EXERCISE OBJECTIVE: Where the string "title" appears in a line of the material below, copy that line.

INFORMATION PROVIDED:
========================
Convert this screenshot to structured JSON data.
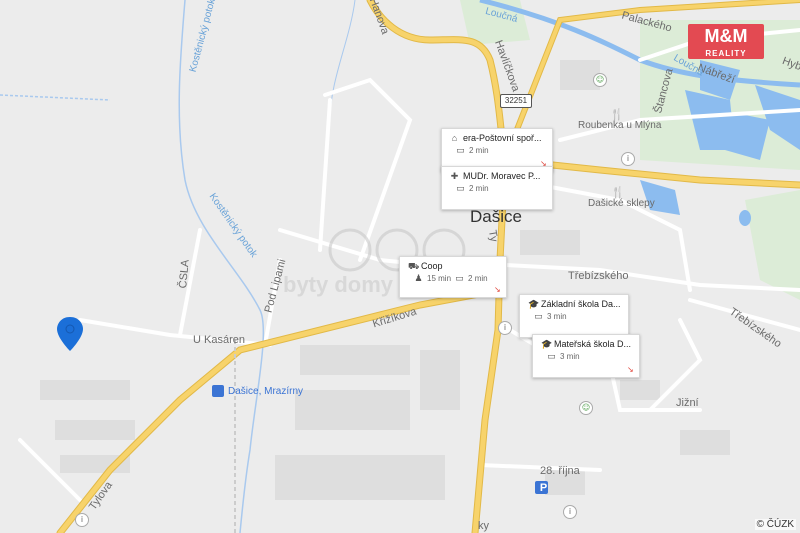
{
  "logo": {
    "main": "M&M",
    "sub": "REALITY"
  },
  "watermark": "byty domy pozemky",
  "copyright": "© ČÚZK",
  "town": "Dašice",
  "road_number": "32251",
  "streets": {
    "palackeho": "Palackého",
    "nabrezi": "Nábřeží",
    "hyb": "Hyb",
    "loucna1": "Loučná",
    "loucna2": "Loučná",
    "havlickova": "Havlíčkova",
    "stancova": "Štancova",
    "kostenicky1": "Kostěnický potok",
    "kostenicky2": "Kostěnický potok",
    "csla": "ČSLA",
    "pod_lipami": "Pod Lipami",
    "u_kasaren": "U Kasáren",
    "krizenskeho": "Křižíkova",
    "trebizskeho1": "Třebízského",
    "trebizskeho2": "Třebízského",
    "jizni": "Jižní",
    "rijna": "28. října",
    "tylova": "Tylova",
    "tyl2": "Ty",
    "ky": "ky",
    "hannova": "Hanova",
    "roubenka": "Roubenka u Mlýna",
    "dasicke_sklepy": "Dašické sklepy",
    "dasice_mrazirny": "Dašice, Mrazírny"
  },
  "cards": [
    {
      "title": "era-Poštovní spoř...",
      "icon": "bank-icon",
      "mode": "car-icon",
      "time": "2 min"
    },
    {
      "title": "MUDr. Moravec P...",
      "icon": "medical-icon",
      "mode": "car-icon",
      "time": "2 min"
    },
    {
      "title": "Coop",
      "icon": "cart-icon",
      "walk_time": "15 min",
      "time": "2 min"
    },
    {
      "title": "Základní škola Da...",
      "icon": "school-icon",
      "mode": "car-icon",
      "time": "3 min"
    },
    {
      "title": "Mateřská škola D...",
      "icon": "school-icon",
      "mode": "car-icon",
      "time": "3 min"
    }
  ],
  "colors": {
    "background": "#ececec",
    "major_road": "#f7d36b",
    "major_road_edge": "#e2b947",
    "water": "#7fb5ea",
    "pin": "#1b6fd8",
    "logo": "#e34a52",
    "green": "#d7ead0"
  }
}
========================
EXERCISE RESPONSE:
      "title": "era-Poštovní spoř...",
      "title": "MUDr. Moravec P...",
      "title": "Coop",
      "title": "Základní škola Da...",
      "title": "Mateřská škola D...",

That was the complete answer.